Macao is the only place in the world where both Chinese and Portuguese are the official languages. Since its return to China, the regional government has also emphasized learning Portuguese, hence the increase of Portuguese learners provided a number of talents and a convenient linguistic environment for economic and trade ties between Portuguese-speaking countries and China.
The SAR government established a special research center in the Macao Polytechnic University to strengthen the training on Portuguese teachers and compile Portuguese textbooks.
Many Macanese people interviewed by the Global Times said that after the return, they decided to work in trade between China and Portugal as the new government provided more opportunities for them to take advantages of their talents in their careers.
Macao has achieved many fruitful results in building the China-Portuguese speaking countries (PSCs) trade cooperation platform, such as the PCS food exhibition center, financial services, and people-to-people exchanges.
According to China's Ministry of Commerce, trade between China and the PSCs has grown rapidly since 2003. In 2018, the trade value amounted to $147.35 billion. China imported goods of $105.51 billion from the PSCs and exported goods of $41.848 billion.
"The biggest role [of Macanese] is the bridge. When you do business, you need someone who understands both languages and cultures. If the Chinese mainland businesspeople want to invest in Portugal, they can ask the Macanese to contact for them," Li said.
In a recent interview with Xinhua, Paulo Cunha Alves, consul general of Portugal in the Macao SAR, said Macao has always functioned as a link between Portugal and China and as a gateway to the East.

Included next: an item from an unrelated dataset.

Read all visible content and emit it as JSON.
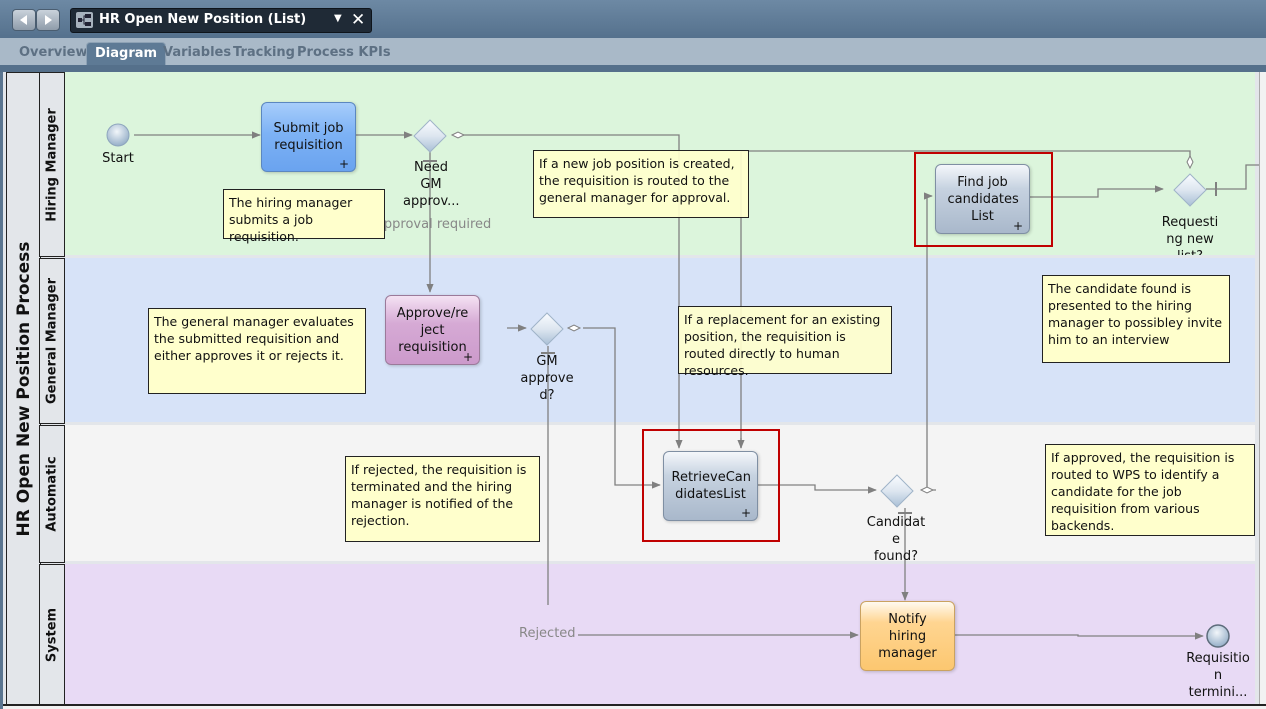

"Macao plays an important role in Chinese-Portuguese bilateral relations in a wide range of fields," Alves said.